Wetland monitoring for Lake Ontario adaptive management
Background and objectives
Since 1960, the levels and flows of Lake Ontario and the St. Lawrence River have been managed through dams, with a primary emphasis on efficient power generation, shipping, and protection of coastal property. It is recognized that this water regulation has altered the natural cycles of high and low levels that maintain coastal wetlands and other natural coastal systems, and an alternative regulation plan is proposed by the International Joint Commission. We have good predictions about how the new water regulation plan may help maintain coastal wetlands and wildlife but field validation is needed in order to best respond to how the effects of this management play out in the landscape. This project initiates a data collection and analysis system for U.S. wetlands to support this adaptive management program of the International Joint Commission.

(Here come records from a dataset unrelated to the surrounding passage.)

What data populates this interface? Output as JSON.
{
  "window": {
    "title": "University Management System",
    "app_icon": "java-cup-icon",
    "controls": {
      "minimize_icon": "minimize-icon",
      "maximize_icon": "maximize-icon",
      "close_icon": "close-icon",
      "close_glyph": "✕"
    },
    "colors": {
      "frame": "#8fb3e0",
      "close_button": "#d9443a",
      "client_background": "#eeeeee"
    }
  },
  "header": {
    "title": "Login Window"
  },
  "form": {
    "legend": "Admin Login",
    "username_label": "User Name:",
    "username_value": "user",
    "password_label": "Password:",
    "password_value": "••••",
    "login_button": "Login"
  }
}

The primary purpose of this project is to report on ecological metrics collected to inform adaptive management for water regulation in Lake Ontario and the St. Lawrence River. We build on other wetland sampling efforts by sampling for important wetland indicators in a manner consistent with efforts in Canada. Our sample sites were 16 randomly-selected wetlands spanning the U.S. side of Lake Ontario and the upper St. Lawrence River. Included in those 16 are four each of the four primary geomorphic type: barrier beach, drowned river-mouth, open embayment, and protected embayment.
To download a copy of our final report for this GLRI-funded project (spanning sampling in 2012 and 2014), click on this link. 2016 Final Report
For more information on the International Joint Commission's initial page on the Lake Ontario St. Lawrence River discussion, click on this link: IJC LOSLR page.